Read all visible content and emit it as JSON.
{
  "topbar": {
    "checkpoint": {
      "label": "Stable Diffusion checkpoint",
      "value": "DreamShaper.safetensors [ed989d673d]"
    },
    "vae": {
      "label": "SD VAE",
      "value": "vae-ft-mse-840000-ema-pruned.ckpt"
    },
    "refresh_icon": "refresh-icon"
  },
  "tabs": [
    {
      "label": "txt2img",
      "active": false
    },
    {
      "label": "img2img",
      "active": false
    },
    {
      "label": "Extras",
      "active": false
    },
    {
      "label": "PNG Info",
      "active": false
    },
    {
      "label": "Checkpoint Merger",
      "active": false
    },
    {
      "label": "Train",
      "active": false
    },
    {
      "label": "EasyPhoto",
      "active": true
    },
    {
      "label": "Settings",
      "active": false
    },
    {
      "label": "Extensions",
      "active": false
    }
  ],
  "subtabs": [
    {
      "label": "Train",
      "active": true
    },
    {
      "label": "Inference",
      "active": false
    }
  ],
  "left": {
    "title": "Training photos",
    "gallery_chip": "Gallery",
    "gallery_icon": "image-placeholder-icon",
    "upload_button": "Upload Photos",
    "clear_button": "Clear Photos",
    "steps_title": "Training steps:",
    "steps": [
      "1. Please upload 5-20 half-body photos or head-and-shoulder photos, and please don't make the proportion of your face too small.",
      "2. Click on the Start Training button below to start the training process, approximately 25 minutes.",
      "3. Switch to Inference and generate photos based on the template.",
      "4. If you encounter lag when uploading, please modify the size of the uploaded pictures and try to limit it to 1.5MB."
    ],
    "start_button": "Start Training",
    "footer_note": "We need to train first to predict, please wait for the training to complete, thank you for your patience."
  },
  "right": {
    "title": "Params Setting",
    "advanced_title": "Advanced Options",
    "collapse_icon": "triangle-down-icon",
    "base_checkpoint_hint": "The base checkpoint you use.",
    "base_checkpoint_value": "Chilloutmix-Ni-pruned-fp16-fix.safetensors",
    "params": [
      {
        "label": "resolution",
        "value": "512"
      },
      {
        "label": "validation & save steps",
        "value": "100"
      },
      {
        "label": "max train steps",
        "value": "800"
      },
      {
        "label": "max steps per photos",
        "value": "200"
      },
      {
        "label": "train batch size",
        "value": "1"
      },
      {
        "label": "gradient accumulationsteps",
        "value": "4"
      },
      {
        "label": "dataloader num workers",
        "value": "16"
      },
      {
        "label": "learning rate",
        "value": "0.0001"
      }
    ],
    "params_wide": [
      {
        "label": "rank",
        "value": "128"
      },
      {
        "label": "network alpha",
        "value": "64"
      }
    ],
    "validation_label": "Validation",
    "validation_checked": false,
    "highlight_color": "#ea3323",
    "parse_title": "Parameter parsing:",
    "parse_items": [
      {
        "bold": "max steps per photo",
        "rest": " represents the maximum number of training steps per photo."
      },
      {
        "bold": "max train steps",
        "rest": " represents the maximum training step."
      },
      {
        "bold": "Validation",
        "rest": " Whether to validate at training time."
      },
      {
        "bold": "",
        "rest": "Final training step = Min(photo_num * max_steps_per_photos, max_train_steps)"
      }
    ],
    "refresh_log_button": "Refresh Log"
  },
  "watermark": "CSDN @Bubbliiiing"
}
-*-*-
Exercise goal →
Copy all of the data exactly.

Solution →
Read all visible content and emit it as JSON.
{
  "topbar": {
    "checkpoint": {
      "label": "Stable Diffusion checkpoint",
      "value": "DreamShaper.safetensors [ed989d673d]"
    },
    "vae": {
      "label": "SD VAE",
      "value": "vae-ft-mse-840000-ema-pruned.ckpt"
    },
    "refresh_icon": "refresh-icon"
  },
  "tabs": [
    {
      "label": "txt2img",
      "active": false
    },
    {
      "label": "img2img",
      "active": false
    },
    {
      "label": "Extras",
      "active": false
    },
    {
      "label": "PNG Info",
      "active": false
    },
    {
      "label": "Checkpoint Merger",
      "active": false
    },
    {
      "label": "Train",
      "active": false
    },
    {
      "label": "EasyPhoto",
      "active": true
    },
    {
      "label": "Settings",
      "active": false
    },
    {
      "label": "Extensions",
      "active": false
    }
  ],
  "subtabs": [
    {
      "label": "Train",
      "active": true
    },
    {
      "label": "Inference",
      "active": false
    }
  ],
  "left": {
    "title": "Training photos",
    "gallery_chip": "Gallery",
    "gallery_icon": "image-placeholder-icon",
    "upload_button": "Upload Photos",
    "clear_button": "Clear Photos",
    "steps_title": "Training steps:",
    "steps": [
      "1. Please upload 5-20 half-body photos or head-and-shoulder photos, and please don't make the proportion of your face too small.",
      "2. Click on the Start Training button below to start the training process, approximately 25 minutes.",
      "3. Switch to Inference and generate photos based on the template.",
      "4. If you encounter lag when uploading, please modify the size of the uploaded pictures and try to limit it to 1.5MB."
    ],
    "start_button": "Start Training",
    "footer_note": "We need to train first to predict, please wait for the training to complete, thank you for your patience."
  },
  "right": {
    "title": "Params Setting",
    "advanced_title": "Advanced Options",
    "collapse_icon": "triangle-down-icon",
    "base_checkpoint_hint": "The base checkpoint you use.",
    "base_checkpoint_value": "Chilloutmix-Ni-pruned-fp16-fix.safetensors",
    "params": [
      {
        "label": "resolution",
        "value": "512"
      },
      {
        "label": "validation & save steps",
        "value": "100"
      },
      {
        "label": "max train steps",
        "value": "800"
      },
      {
        "label": "max steps per photos",
        "value": "200"
      },
      {
        "label": "train batch size",
        "value": "1"
      },
      {
        "label": "gradient accumulationsteps",
        "value": "4"
      },
      {
        "label": "dataloader num workers",
        "value": "16"
      },
      {
        "label": "learning rate",
        "value": "0.0001"
      }
    ],
    "params_wide": [
      {
        "label": "rank",
        "value": "128"
      },
      {
        "label": "network alpha",
        "value": "64"
      }
    ],
    "validation_label": "Validation",
    "validation_checked": false,
    "highlight_color": "#ea3323",
    "parse_title": "Parameter parsing:",
    "parse_items": [
      {
        "bold": "max steps per photo",
        "rest": " represents the maximum number of training steps per photo."
      },
      {
        "bold": "max train steps",
        "rest": " represents the maximum training step."
      },
      {
        "bold": "Validation",
        "rest": " Whether to validate at training time."
      },
      {
        "bold": "",
        "rest": "Final training step = Min(photo_num * max_steps_per_photos, max_train_steps)"
      }
    ],
    "refresh_log_button": "Refresh Log"
  },
  "watermark": "CSDN @Bubbliiiing"
}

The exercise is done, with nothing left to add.